Patients in the present study were deemed fit to undergo nephrectomy. Thus there is an important selection bias; however, our group has similar demographics and oncological characteristics to that of other published series of patients receiving nephrectomy in the metastatic setting . Also the modified Clavien-Dindo classification system is based on the invasiveness of the intervention used to resolve the postoperative complication and this may not correlate with potential to receive systemic therapy. Despite these limitations, the Clavien-Dindo grading system is frequently cited and readily accepted as an accurate method of reporting complications . Additionally, in the present study, patients with postoperative complications were less likely to receive systemic therapy (OR 0.32). Finally, receipt and timing of metastasectomy may have introduced a potential confounder; however, on univariate analysis we saw no evidence to suggest a relationship between metastasectomy and complications. We also performed sensitivity analyses omitting patients who received metastasectomy within the time frames that complications were measured (five patients ≤30 days and 10 ≤56 days) and this too had no impact on our outcomes.
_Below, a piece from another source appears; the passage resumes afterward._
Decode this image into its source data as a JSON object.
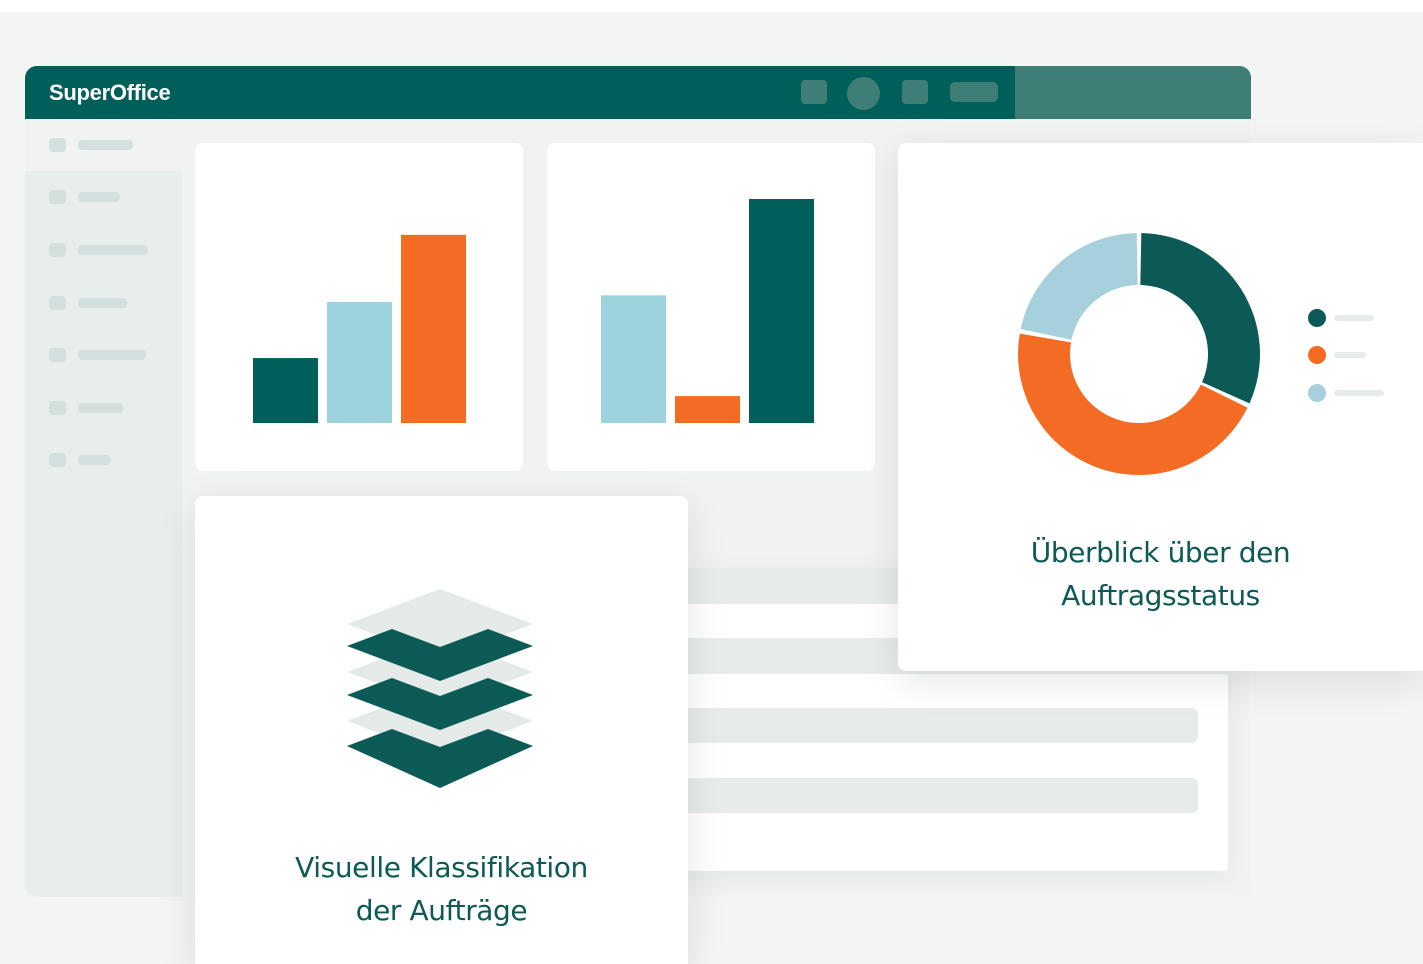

In conclusion, in the era of targeted therapy the timing and role of nephrectomy for mRCC is not entirely clear, particularly when nephrectomy results in significant delay or inability to receive systemic treatment. We reviewed and classified all complications after nephrectomy in patients with mRCC and constructed a model to predict complications. Grade ≥2 complications ≤8 weeks of surgery, occurred in 27% of patients and the most common type of complications were pulmonary, thromboembolic and anaemia requiring blood transfusion. These were more likely to occur in older patients and those with lower KPS scores. Such complications may delay systemic treatment with targeted therapy or prevent entry into clinical trials. Caution should be taken in performing nephrectomy on these patients and consideration may be given to initiating targeted therapy before nephrectomy.
Supported by the Sidney Kimmel Center for Prostate and Urologic Cancers, by funds provided by David H. Koch through the Prostate Cancer Foundation, and by the National Cancer Institute (NCI) (U54CA137788 and U54CA132378).
CONFLICT OF INTEREST
Dr. Motzer receives research funding from Pfizer. Novartis, BMS and Ave. Pharmaceuticals, and is a consult for Pfizer.